Indeed, as this book unfolds you will see how I believe that we have been failing at important national security missions for a long time. Sometimes, as perhaps proved by the end of the Cold War, we succeed despite ourselves, like a student who makes it by even with some failing grades and incompletes. But the failures are piling high and we are not correcting them; in some cases we are making them worse. And there are new challenges that, like al Qaeda before 9/11, we know are coming and are not addressing sufficiently or successfully. Though al Qaeda still exists and is growing stronger, there are new risks in cyberspace and from climate change. What is wrong that we cannot become sufficiently motivated and agreed as a nation to address known threats before they become disasters? Why do we accept costly chronic problems whose cumulative effects are far greater than those of the well-known disasters?
This book is my attempt to understand what happened after 9/11 and answer the larger question of why the U.S. government, despite all of its resources, performs so poorly at national security. The problems lie in how we as a nation have decided to conduct the process of national security, from problem identification and analysis, through policy development and implementation, to oversight and accountability. We have allowed the role of partisan politics to expand and that of professional public sector management to atrophy.
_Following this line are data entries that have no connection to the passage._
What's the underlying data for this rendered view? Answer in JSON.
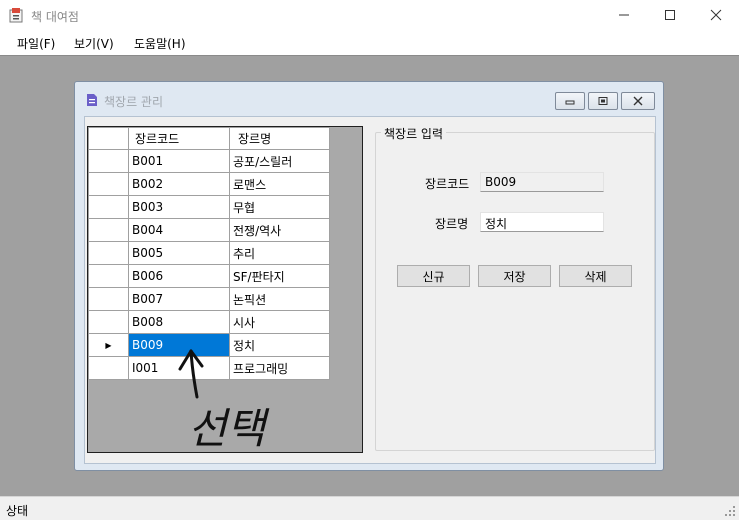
{
  "window": {
    "title": "책 대여점"
  },
  "menu": {
    "items": [
      "파일(F)",
      "보기(V)",
      "도움말(H)"
    ]
  },
  "child_window": {
    "title": "책장르 관리"
  },
  "grid": {
    "columns": [
      "장르코드",
      "장르명"
    ],
    "rows": [
      [
        "B001",
        "공포/스릴러"
      ],
      [
        "B002",
        "로맨스"
      ],
      [
        "B003",
        "무협"
      ],
      [
        "B004",
        "전쟁/역사"
      ],
      [
        "B005",
        "추리"
      ],
      [
        "B006",
        "SF/판타지"
      ],
      [
        "B007",
        "논픽션"
      ],
      [
        "B008",
        "시사"
      ],
      [
        "B009",
        "정치"
      ],
      [
        "I001",
        "프로그래밍"
      ]
    ],
    "selected_row": 8,
    "current_row_marker": "▶"
  },
  "form": {
    "group_title": "책장르 입력",
    "code_label": "장르코드",
    "code_value": "B009",
    "name_label": "장르명",
    "name_value": "정치",
    "buttons": {
      "new": "신규",
      "save": "저장",
      "delete": "삭제"
    }
  },
  "annotation": {
    "text": "선택"
  },
  "statusbar": {
    "label": "상태"
  },
  "colors": {
    "selection": "#0078d7",
    "mdi_background": "#a0a0a0"
  }
}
As a result, we repeatedly misdiagnose the problems we face and prescribe the wrong cures. In this volume, to attempt to diagnose the problems accurately, we will sometimes go back in history before 9/11. We will sometimes go forward to see what effects changing technologies and continuing policies will have. I will attempt to suggest what we might do differently to address the unique and cross-cutting problems in a set of related and vital national security disciplines:
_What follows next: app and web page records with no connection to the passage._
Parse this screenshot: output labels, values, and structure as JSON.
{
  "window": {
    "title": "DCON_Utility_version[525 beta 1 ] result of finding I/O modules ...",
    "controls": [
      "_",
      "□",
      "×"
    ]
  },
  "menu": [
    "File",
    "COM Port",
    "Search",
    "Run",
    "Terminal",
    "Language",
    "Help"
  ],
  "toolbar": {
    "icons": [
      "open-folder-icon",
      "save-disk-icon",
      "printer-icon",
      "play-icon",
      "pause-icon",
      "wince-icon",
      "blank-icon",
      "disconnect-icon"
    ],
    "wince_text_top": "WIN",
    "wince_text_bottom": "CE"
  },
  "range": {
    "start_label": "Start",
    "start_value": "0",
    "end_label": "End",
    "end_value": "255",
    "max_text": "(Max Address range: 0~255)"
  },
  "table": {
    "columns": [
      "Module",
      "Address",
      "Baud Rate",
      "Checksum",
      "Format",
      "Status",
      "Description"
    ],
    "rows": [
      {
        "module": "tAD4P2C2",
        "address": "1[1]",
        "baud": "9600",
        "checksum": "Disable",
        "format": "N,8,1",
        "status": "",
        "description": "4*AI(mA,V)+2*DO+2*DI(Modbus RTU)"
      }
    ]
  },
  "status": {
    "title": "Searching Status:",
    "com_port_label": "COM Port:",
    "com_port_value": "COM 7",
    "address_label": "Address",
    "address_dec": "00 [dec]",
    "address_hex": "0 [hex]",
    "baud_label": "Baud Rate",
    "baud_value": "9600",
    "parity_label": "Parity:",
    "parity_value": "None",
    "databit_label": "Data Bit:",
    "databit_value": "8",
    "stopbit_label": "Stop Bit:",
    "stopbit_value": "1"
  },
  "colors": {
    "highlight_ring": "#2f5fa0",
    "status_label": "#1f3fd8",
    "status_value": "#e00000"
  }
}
- The conduct of sustained, large-scale, complex operations, such as Iraq
- The collection and analysis of national security information by the "intelligence community"
- Dealing with violent Islamist extremism, or "the global war on terrorism"
- Domestic security risk management, or "homeland security"
- Global climate change and national energy policy including the security effects
- The migration of control systems and records into the unsafe environment of networked systems, or "cyberspace security"
This book is, as was Against All Enemies, a personal story, one told by reference to my experiences as I remember them and to the many personalities I have encountered along the way as a Pentagon analyst, a State Department manager, a White House national security official, and now as a private citizen. In the weeks before we invaded Iraq, I left government after thirty years in national security under five Republican and two Democratic presidents. I have since been teaching, writing, and traveling about the country and around the world consulting on security issues. My time in government and since provides me with a special perspective and, no doubt, distinct prejudices. One of those prejudices, which you will soon detect, is that I think that on issues of national security our government can and must work well. Before we begin this analysis of the systemic problems of U.S. national security management, perhaps I should reveal how that belief was shaped and formed.